#### MATERIALS PROVIDED
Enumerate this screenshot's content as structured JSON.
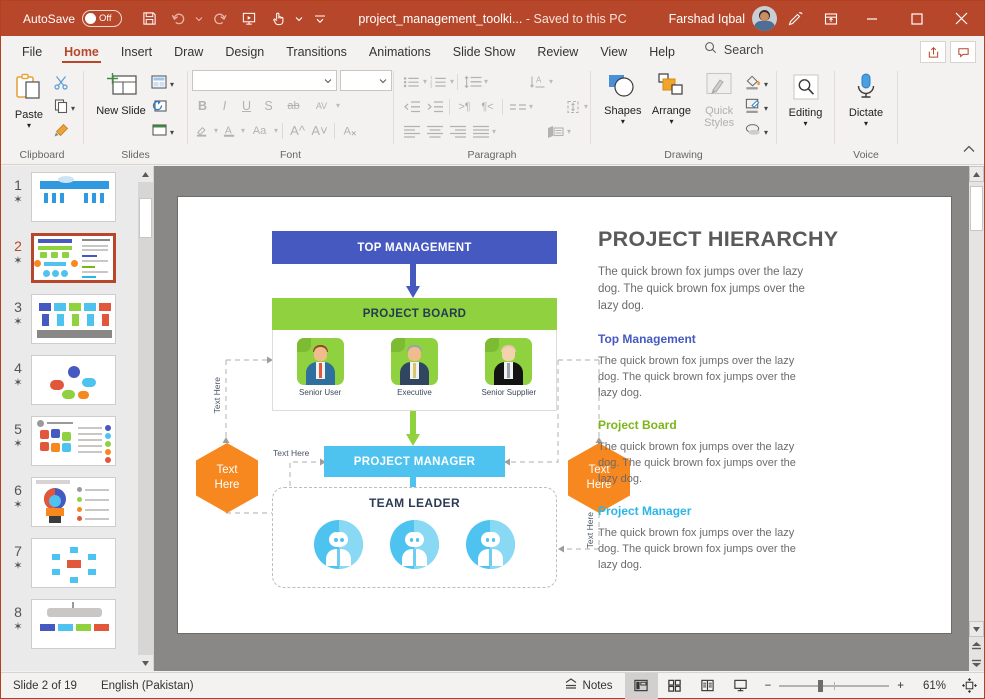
{
  "titlebar": {
    "autosave_label": "AutoSave",
    "autosave_state": "Off",
    "doc_title": "project_management_toolki...",
    "saved_state": "-  Saved to this PC",
    "user_name": "Farshad Iqbal",
    "icons": [
      "save-icon",
      "undo-icon",
      "undo-dropdown",
      "redo-icon",
      "present-icon",
      "touch-mode-icon",
      "touch-dropdown",
      "qat-dropdown"
    ],
    "window_controls": [
      "minimize",
      "maximize",
      "close"
    ],
    "accent_color": "#b7472a"
  },
  "ribbon": {
    "tabs": [
      {
        "label": "File",
        "active": false
      },
      {
        "label": "Home",
        "active": true
      },
      {
        "label": "Insert",
        "active": false
      },
      {
        "label": "Draw",
        "active": false
      },
      {
        "label": "Design",
        "active": false
      },
      {
        "label": "Transitions",
        "active": false
      },
      {
        "label": "Animations",
        "active": false
      },
      {
        "label": "Slide Show",
        "active": false
      },
      {
        "label": "Review",
        "active": false
      },
      {
        "label": "View",
        "active": false
      },
      {
        "label": "Help",
        "active": false
      }
    ],
    "search_label": "Search",
    "share_button": "share-icon",
    "comments_button": "comments-icon",
    "groups": [
      {
        "name": "Clipboard"
      },
      {
        "name": "Slides"
      },
      {
        "name": "Font"
      },
      {
        "name": "Paragraph"
      },
      {
        "name": "Drawing"
      },
      {
        "name": "Voice"
      }
    ],
    "clipboard": {
      "paste_label": "Paste",
      "cut_icon": "scissors-icon",
      "copy_icon": "copy-icon",
      "format_painter_icon": "format-painter-icon"
    },
    "slides": {
      "new_slide_label": "New Slide",
      "layout_icon": "layout-icon",
      "reset_icon": "reset-icon",
      "section_icon": "section-icon"
    },
    "font": {
      "font_name_value": "",
      "font_size_value": "",
      "bold": "B",
      "italic": "I",
      "underline": "U",
      "shadow": "S",
      "strikethrough": "ab",
      "spacing": "AV",
      "highlight_icon": "text-highlight-icon",
      "color_icon": "font-color-icon",
      "change_case": "Aa",
      "grow_font": "A",
      "shrink_font": "A",
      "clear_format_icon": "clear-formatting-icon"
    },
    "drawing": {
      "shapes_label": "Shapes",
      "arrange_label": "Arrange",
      "quick_styles_label": "Quick Styles",
      "fill_icon": "shape-fill-icon",
      "outline_icon": "shape-outline-icon",
      "effects_icon": "shape-effects-icon"
    },
    "editing": {
      "label": "Editing",
      "icon": "magnifier-icon"
    },
    "voice": {
      "label": "Dictate",
      "icon": "microphone-icon"
    },
    "collapse_icon": "collapse-ribbon-icon"
  },
  "thumbnails": {
    "items": [
      {
        "number": "1",
        "star": "✶",
        "selected": false
      },
      {
        "number": "2",
        "star": "✶",
        "selected": true
      },
      {
        "number": "3",
        "star": "✶",
        "selected": false
      },
      {
        "number": "4",
        "star": "✶",
        "selected": false
      },
      {
        "number": "5",
        "star": "✶",
        "selected": false
      },
      {
        "number": "6",
        "star": "✶",
        "selected": false
      },
      {
        "number": "7",
        "star": "✶",
        "selected": false
      },
      {
        "number": "8",
        "star": "✶",
        "selected": false
      }
    ]
  },
  "slide": {
    "diagram": {
      "top_management": "TOP MANAGEMENT",
      "project_board": "PROJECT BOARD",
      "board_members": [
        {
          "caption": "Senior User",
          "hair": "#8a4b2a",
          "skin": "#f0bc8c",
          "suit": "#2f6f9e",
          "tie": "#e2563c"
        },
        {
          "caption": "Executive",
          "hair": "#9aa2ab",
          "skin": "#f0bc8c",
          "suit": "#2f4560",
          "tie": "#d9c66a"
        },
        {
          "caption": "Senior Supplier",
          "hair": "#e2c9a8",
          "skin": "#f3d3ae",
          "suit": "#131313",
          "tie": "#9aa2ab"
        }
      ],
      "project_manager": "PROJECT MANAGER",
      "team_leader": "TEAM LEADER",
      "team_member_count": 3,
      "hex_left": [
        "Text",
        "Here"
      ],
      "hex_right": [
        "Text",
        "Here"
      ],
      "label_left_vertical": "Text Here",
      "label_mid": "Text Here",
      "label_right_vertical": "Text Here",
      "colors": {
        "top_management": "#4559c0",
        "project_board": "#8fd13f",
        "project_manager": "#4ec3ef",
        "hexagon": "#f7871f",
        "team_member": "#4ec3ef"
      }
    },
    "text_panel": {
      "title": "PROJECT HIERARCHY",
      "intro": "The quick brown fox jumps over the lazy dog. The quick brown fox jumps over the lazy dog.",
      "sections": [
        {
          "heading": "Top Management",
          "color": "#4559c0",
          "body": "The quick brown fox jumps over the lazy dog. The quick brown fox jumps over the lazy dog."
        },
        {
          "heading": "Project Board",
          "color": "#7cb518",
          "body": "The quick brown fox jumps over the lazy dog. The quick brown fox jumps over the lazy dog."
        },
        {
          "heading": "Project Manager",
          "color": "#29b6e8",
          "body": "The quick brown fox jumps over the lazy dog. The quick brown fox jumps over the lazy dog."
        }
      ]
    }
  },
  "statusbar": {
    "slide_count": "Slide 2 of 19",
    "language": "English (Pakistan)",
    "notes_label": "Notes",
    "views": [
      {
        "name": "normal-view",
        "active": true
      },
      {
        "name": "slide-sorter-view",
        "active": false
      },
      {
        "name": "reading-view",
        "active": false
      },
      {
        "name": "slide-show-view",
        "active": false
      }
    ],
    "zoom_out": "−",
    "zoom_in": "+",
    "zoom_level": "61%",
    "fit_icon": "fit-to-window-icon"
  }
}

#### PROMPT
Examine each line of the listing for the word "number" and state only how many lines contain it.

#### REPLY
8